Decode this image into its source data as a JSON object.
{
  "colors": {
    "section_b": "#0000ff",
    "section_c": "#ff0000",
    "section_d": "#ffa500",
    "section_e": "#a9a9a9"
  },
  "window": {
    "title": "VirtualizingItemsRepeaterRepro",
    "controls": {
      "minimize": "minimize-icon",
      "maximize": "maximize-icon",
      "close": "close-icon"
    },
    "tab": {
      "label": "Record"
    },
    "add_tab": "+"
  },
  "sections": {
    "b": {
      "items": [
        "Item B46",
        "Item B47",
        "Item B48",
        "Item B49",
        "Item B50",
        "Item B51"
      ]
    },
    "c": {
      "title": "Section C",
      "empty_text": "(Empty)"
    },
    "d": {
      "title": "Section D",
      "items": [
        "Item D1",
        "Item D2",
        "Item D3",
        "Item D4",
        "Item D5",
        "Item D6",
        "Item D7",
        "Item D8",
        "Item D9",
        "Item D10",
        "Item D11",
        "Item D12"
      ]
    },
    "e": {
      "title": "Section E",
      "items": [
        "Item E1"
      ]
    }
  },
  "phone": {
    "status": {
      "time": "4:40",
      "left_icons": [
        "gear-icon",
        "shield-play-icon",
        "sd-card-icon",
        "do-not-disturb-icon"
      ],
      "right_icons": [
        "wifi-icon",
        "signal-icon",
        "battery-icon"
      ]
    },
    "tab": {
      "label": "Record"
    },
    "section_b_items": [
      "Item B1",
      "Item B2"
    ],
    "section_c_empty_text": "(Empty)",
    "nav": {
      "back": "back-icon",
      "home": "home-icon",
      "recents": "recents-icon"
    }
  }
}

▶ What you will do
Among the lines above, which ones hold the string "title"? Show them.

▶ Finished exercise
    "title": "VirtualizingItemsRepeaterRepro",
      "title": "Section C",
      "title": "Section D",
      "title": "Section E",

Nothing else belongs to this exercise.